A Journey Down the Niger
With the pandemic rolling on, I’ve been taking some nice long walks up the canyon road behind my house.
Normally I would stick to the trails, but I’ve found that with everyone staying home, the trails are just too crowded for my taste, the parking lots are packed, and passing all of the people on the single-track leads to the constant judge-and-be-judged of our new politicized mask wearing environment.
There are some unexpected benefits to just walking along the road, aside from having it to yourself.
The first is that I find it interesting to see something at the pace of walking that I have only seen at cycling or driving speed in the past.
Stopping to look over a ledge and finding old 70s-era cars that tumbled down the cliffs, missing the turn, before there were guardrails is a grizzly but fascinating archeological find.
I also don’t tend to use headphones and listen to anything when I’m on a trail to maintain awareness of my surroundings, the trail runners coming up from behind as well as my own feet tripping on rocks and roots.
On the road, with regular cars driving past, nothing to trip on, and at a lower difficulty but longer milage pace, I feel a good audiobook, some music or a podcast to be a much better fit for the environment.
Mark Jenkins On Outside Podcast: A Half-Baked Trip that Ended with a Magical Eclipse
So it was that I found myself listening to an episode of the Outside Magazine podcast that was an interview with writer and adventurer Mark Jenkins titled ‘A Half-Baked Trip that Ended with a Magical Eclipse’.
Here’s the article he wrote about the adventure for Outside:
My Crazy Bid to See a Total Eclipse at 20,000 Feet
The interview wove the tale of Jenkins trip to catch an eclipse from the top of a mountain in the Andes, yet found him, after the requisite misadventures, enjoying it in a field full of eclipse chasers from around the world.
What really caught my attention in this podcast, however, was the brief introduction into how Jenkins became an early Outside staff writer – his regular column named The Hard Way – and the deal he was offered by then editor Hal Epsen.
As Jenkins puts it in the interview, Epsen called him up and said,
“I don’t know what you’re paid, but I’ll double it. And you get all expenses to go anywhere in the world every single month.
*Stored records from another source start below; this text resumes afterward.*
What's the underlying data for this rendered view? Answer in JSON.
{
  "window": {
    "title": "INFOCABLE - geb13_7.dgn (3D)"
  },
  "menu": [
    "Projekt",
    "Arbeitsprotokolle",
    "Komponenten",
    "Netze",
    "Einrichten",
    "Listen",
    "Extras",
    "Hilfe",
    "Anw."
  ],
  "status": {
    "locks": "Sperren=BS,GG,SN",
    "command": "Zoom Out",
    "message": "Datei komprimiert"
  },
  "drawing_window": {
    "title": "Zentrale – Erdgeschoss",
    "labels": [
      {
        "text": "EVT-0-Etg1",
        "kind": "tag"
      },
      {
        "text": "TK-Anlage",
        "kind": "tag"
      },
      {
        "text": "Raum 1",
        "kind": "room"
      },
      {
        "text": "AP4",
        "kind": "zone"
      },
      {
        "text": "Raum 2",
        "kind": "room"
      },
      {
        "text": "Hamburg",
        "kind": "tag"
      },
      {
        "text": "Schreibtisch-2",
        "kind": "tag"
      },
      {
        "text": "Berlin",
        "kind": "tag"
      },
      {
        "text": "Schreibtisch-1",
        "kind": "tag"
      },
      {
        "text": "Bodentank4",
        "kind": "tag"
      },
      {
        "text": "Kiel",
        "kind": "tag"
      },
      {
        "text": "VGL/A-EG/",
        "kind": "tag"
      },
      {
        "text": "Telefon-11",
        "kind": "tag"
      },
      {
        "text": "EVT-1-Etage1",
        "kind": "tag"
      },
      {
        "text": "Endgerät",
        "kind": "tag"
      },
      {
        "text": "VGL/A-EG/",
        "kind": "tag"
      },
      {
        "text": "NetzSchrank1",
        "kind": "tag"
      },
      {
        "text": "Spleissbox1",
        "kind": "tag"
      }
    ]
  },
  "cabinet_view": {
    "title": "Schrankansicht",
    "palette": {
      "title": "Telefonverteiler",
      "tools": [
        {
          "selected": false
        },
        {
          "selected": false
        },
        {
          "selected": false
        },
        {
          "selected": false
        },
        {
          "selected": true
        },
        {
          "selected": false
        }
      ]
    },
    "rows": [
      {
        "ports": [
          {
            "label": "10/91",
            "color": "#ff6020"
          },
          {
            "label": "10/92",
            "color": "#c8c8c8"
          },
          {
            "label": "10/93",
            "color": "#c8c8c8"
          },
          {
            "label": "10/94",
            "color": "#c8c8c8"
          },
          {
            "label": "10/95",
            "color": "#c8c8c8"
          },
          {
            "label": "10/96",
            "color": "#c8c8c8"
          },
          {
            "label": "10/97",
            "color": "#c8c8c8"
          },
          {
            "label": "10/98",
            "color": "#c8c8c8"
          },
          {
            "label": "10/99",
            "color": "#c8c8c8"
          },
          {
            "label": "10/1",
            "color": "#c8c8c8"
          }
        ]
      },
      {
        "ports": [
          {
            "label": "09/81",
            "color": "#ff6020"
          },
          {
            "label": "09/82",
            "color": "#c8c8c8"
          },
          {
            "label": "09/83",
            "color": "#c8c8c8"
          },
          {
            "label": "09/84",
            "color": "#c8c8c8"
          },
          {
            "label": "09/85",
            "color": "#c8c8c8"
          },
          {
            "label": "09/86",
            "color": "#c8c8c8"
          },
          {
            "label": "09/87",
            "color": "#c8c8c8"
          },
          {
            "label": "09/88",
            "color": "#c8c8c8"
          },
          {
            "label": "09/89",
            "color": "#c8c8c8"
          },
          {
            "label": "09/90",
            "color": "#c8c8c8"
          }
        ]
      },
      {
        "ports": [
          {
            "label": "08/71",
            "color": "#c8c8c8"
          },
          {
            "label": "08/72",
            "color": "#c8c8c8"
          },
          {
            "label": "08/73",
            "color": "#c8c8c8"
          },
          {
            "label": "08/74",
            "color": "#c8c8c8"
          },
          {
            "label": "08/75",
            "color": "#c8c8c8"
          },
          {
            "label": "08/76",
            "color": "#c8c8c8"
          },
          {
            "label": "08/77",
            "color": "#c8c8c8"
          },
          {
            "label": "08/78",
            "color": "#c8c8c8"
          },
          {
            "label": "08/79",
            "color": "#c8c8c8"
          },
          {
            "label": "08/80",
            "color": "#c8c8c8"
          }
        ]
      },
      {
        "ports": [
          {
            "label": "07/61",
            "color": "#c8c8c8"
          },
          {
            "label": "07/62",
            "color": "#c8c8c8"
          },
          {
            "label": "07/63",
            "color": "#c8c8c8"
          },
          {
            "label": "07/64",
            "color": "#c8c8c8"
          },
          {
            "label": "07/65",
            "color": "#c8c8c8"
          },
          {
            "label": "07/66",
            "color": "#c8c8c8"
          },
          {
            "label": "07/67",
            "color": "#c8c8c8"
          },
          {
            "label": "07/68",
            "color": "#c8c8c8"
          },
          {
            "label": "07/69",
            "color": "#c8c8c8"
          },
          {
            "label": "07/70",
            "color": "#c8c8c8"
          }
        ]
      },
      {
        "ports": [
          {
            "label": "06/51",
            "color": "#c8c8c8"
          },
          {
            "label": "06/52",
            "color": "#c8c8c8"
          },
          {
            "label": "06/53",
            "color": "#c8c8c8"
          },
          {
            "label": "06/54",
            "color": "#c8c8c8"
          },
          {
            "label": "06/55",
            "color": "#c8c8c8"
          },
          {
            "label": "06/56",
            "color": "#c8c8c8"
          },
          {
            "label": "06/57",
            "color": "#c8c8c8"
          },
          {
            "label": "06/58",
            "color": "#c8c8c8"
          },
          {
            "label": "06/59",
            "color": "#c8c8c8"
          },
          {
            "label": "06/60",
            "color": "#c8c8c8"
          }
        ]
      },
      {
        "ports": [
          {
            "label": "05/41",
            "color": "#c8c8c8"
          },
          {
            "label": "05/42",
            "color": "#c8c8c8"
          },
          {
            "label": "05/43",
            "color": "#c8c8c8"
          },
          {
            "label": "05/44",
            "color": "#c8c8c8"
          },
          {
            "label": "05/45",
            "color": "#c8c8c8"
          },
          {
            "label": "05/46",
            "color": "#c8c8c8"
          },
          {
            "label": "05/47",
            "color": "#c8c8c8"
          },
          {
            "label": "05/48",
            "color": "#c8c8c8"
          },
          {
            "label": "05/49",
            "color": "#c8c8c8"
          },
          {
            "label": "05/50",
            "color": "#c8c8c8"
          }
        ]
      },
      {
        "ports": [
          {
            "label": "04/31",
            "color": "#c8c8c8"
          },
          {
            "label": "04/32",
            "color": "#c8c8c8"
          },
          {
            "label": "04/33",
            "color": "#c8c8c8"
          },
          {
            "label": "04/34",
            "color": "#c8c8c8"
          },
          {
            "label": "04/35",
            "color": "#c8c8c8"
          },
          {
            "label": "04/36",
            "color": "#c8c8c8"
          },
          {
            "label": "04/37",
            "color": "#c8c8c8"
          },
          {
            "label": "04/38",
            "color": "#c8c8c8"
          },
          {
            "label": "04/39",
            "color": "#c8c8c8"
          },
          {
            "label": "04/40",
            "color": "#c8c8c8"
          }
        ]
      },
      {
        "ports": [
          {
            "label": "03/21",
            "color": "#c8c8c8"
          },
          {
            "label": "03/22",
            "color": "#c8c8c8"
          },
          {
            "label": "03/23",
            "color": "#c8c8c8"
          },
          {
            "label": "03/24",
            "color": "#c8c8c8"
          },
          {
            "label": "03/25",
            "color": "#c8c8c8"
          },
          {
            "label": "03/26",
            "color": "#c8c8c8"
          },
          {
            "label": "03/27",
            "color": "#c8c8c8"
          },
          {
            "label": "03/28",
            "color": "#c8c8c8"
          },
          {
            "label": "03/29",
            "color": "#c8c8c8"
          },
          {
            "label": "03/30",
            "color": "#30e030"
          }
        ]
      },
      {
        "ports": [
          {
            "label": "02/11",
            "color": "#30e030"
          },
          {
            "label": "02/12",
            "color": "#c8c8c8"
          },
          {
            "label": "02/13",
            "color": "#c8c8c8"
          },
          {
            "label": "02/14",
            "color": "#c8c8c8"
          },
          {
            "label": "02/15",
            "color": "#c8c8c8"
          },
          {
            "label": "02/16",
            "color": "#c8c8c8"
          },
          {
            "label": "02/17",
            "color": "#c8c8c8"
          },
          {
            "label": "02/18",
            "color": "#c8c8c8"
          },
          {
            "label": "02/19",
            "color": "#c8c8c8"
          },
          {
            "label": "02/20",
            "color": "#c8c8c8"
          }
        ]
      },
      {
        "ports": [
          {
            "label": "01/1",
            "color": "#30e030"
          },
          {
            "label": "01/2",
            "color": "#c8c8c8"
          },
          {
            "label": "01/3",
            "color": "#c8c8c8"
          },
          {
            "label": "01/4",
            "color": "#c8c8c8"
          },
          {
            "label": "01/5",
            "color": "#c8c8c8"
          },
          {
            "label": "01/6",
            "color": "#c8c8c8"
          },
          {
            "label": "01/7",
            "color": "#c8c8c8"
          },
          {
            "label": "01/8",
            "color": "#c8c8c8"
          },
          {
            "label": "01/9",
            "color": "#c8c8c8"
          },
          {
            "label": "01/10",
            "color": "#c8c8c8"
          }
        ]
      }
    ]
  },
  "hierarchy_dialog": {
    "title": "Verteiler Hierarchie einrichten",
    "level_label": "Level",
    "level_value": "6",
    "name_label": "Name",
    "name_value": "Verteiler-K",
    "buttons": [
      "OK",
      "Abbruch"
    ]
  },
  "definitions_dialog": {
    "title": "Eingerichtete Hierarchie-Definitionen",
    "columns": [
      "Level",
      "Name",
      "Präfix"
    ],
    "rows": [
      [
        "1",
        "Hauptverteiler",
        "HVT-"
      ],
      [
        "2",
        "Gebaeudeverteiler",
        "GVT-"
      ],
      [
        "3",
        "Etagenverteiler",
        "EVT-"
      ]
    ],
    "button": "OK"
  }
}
Hard one to turn down.”
I was a long-time Outside Magazine subscriber in the pre-internet days and remember Jenkins’ column.
After the long walk up the canyon and listening to the podcast, I thought I would add some of his material to my quarantine reading list, which has been heavy on travel and adventure favorites like Paul Theroux, Theodore Roosevelt, JW Wray, and Hemmingway.
Mark Jenkins Writing
Adding Jenkins to the list was fitting, and there is plenty of material without buying books. On his website you’ll find articles from all of the top publications including Outside, National Geographic, Smithsonian, Atlantic Monthly, and many others.
I also wanted to investigate his longer for writing, so I ended up purchasing Mark Jenkins – ‘To Timbuktu – A Journey Down the Niger’.
It was hard to choose. With titles like ‘A Man’s Life’, ‘The Hard Way’, and ‘Off the Map’, you know that you are in for something that will take you on an adventure and simultaneously make you question many of your own life’s more conservative decisions.
My favorite thing about ‘To Timbuktu’ however, wasn’t even the part about the river, or the trip down the river. That part was the part that I could see myself doing in the future, the part I could envision becoming reality.
A distant an unlikely reality, but, again, with just a shred of a glimmer of possibility. After all, two unlikely older heroes joined them on that journey, the ones just looking for a long slow paddle, for an escape.
On the other hand, the part that gripped me were the interludes to his youthful adventure with a friend across Europe and Africa, bumming to the extreme as possessions withered, wore, were stolen, and finding freedom with each more-lightened step.
The weaving of these two tales told much more than just that of a river cruising adventure and the requisite suffering that was experienced along the way.
This part told the tale of how Jenkins was set on this lifelong path, and is the part that an older reader like me can’t personally revisit – that time being gone.
Youth only comes once, and Jenkins lived his to the fullest.
Find more of Mark Jenkins’ writing:
Related Travel Book Reviews and Recommendations
Travel Book Reviews and Recommendations